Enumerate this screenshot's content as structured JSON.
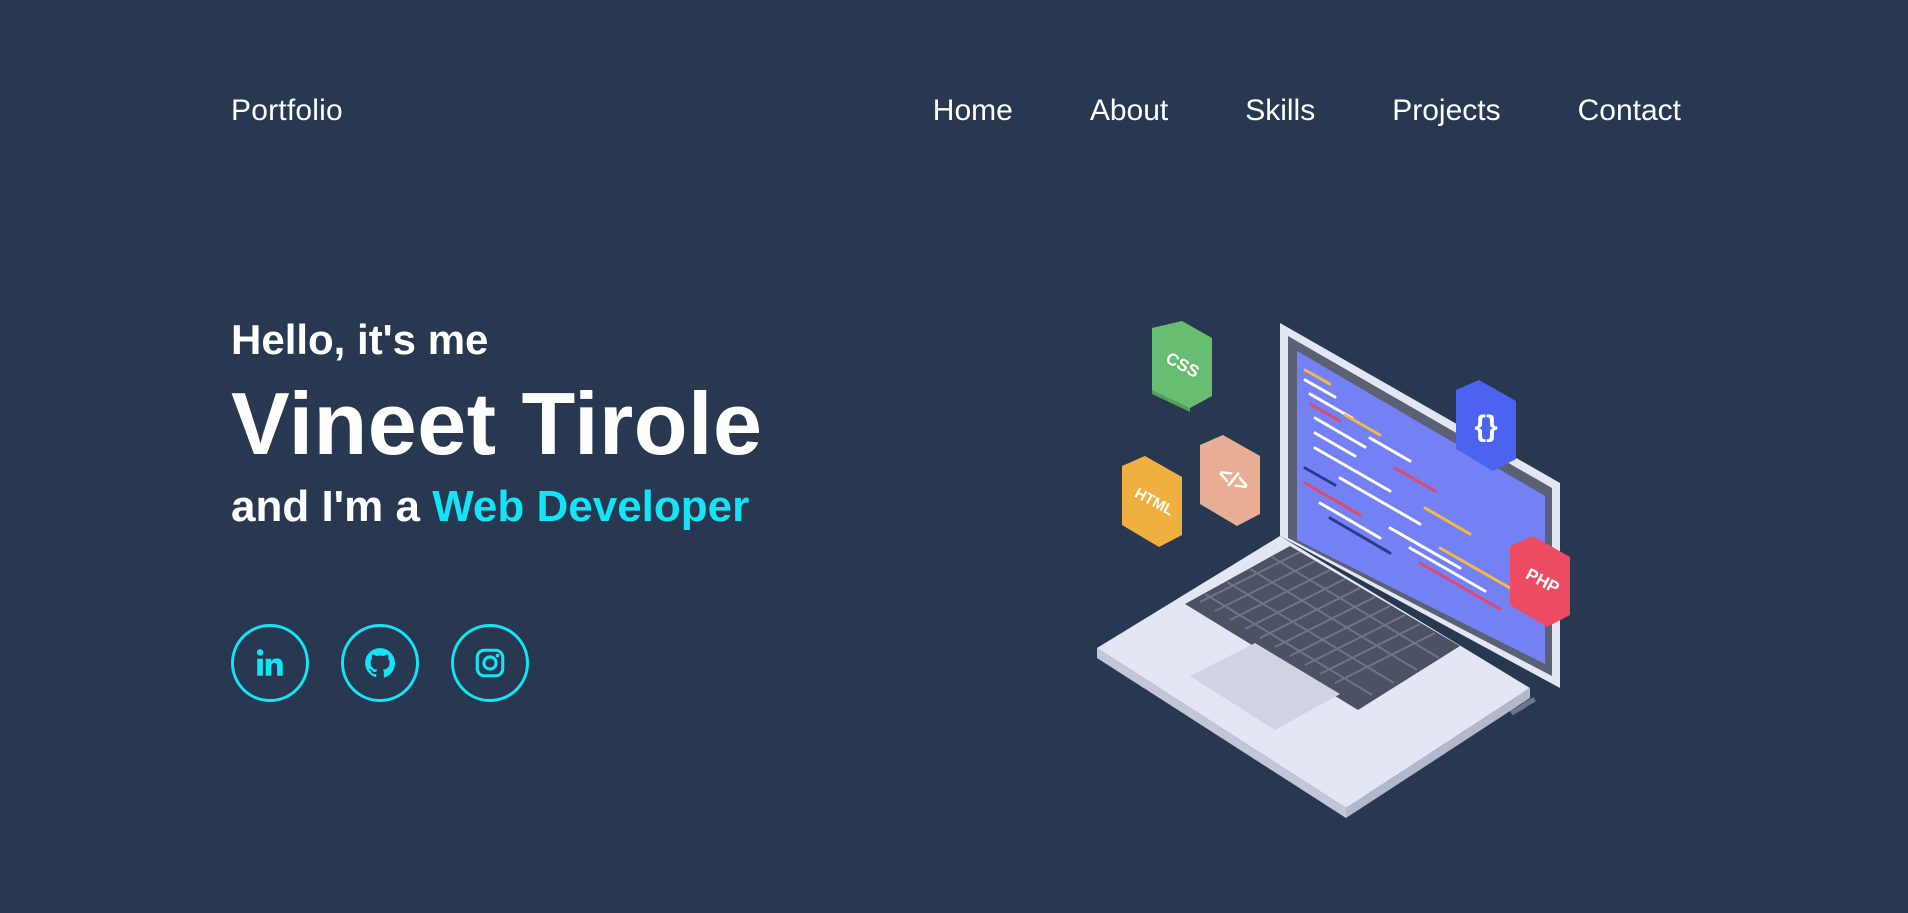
{
  "header": {
    "logo": "Portfolio",
    "nav": [
      "Home",
      "About",
      "Skills",
      "Projects",
      "Contact"
    ]
  },
  "hero": {
    "greeting": "Hello, it's me",
    "name": "Vineet Tirole",
    "role_prefix": "and I'm a ",
    "role_highlight": "Web Developer"
  },
  "socials": [
    "linkedin-icon",
    "github-icon",
    "instagram-icon"
  ],
  "illustration": {
    "badges": [
      "CSS",
      "</>",
      "HTML",
      "{}",
      "PHP"
    ]
  },
  "colors": {
    "background": "#283850",
    "accent": "#15e3f6",
    "text": "#ffffff"
  }
}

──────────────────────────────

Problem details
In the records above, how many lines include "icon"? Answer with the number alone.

Answer to the problem
3